|Greg Davis, Wires in West Acton Center|
A paradigmatic developing suburb, Acton, Massachusetts, was zoned in 1955 to produce a community of 45,000 people. In 2010, Acton had about 23,000 people and is unlikely to grow much more. I develop a simple model in the Tiebout (1956) tradition to explain why Boston's suburbs, and by extension, most suburbs, have adopted land-use regulations that are arguably too restrictive. The baseline model is that of a single developer who owns all the land in a community and commits herself to a master plan. Private covenants assure that the community will be fully developed, and competition among community developers creates at least locally optimal densities. This outcome is contrasted with a model in which undeveloped land is owned by many developers, who must coordinate their land-use decisions by way of public zoning. Their initial zoning plan is disciplined by the wariness of prospective homebuyers, who decline to buy homes in towns without zoning. New homeowners, however, realize that developer control of zoning could lead to changes that will result in excessive density. As enough of them arrive, they take over the reins of zoning to avoid overdevelopment.

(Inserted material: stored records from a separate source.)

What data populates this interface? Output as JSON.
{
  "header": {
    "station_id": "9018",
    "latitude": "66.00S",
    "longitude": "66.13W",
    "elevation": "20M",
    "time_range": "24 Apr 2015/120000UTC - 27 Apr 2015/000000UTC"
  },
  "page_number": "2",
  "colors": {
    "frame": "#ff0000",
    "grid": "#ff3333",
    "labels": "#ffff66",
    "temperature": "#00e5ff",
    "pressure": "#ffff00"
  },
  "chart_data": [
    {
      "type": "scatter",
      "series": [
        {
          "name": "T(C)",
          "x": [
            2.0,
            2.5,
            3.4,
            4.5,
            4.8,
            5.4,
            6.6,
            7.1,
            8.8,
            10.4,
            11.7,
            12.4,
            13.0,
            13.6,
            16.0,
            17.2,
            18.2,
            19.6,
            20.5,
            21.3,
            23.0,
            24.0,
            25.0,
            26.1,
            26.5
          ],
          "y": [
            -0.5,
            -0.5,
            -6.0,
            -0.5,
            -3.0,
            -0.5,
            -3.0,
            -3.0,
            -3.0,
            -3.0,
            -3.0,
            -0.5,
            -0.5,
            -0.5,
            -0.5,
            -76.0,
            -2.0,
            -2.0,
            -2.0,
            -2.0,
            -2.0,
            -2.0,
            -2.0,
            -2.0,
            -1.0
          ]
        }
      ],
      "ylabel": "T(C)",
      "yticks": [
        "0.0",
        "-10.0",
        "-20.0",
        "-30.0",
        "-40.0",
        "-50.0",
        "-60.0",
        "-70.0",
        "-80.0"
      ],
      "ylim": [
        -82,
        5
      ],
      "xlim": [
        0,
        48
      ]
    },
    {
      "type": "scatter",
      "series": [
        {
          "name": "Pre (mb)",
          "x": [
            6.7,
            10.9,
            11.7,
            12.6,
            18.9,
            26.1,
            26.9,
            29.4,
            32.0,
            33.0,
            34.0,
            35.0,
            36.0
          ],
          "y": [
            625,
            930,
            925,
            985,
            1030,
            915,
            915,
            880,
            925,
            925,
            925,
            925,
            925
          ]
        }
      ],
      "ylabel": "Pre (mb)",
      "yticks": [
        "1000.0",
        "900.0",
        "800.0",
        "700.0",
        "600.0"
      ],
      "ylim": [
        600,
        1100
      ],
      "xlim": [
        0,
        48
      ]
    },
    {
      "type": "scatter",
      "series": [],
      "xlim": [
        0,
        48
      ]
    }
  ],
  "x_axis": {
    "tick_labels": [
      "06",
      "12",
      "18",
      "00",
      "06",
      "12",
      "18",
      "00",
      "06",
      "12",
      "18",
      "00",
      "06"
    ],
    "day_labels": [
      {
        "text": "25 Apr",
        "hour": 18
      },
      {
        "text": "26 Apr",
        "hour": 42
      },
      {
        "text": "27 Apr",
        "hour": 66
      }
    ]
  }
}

In a stable housing market, I show that a system by which all homeowners pay for community services by property taxes plus exactions or impact fees for later, higher-cost development leads to the same optimal outcome as a private developer. Finally, I argue that an exogenous shift in housing demand, such as that caused by unexpected inflation in the 1970s, and the (perhaps endogenous) adoption of extra-municipal regulations, is apt to cause all zoned communities to adopt additional restrictions. These can be modeled as if the town acquired a monopoly on development rights because other towns simultaneously limit growth. Acton and all of Boston's suburbs and those of other high-productivity metropolitan areas end up with populations that are arguably too small and housing prices that are too high.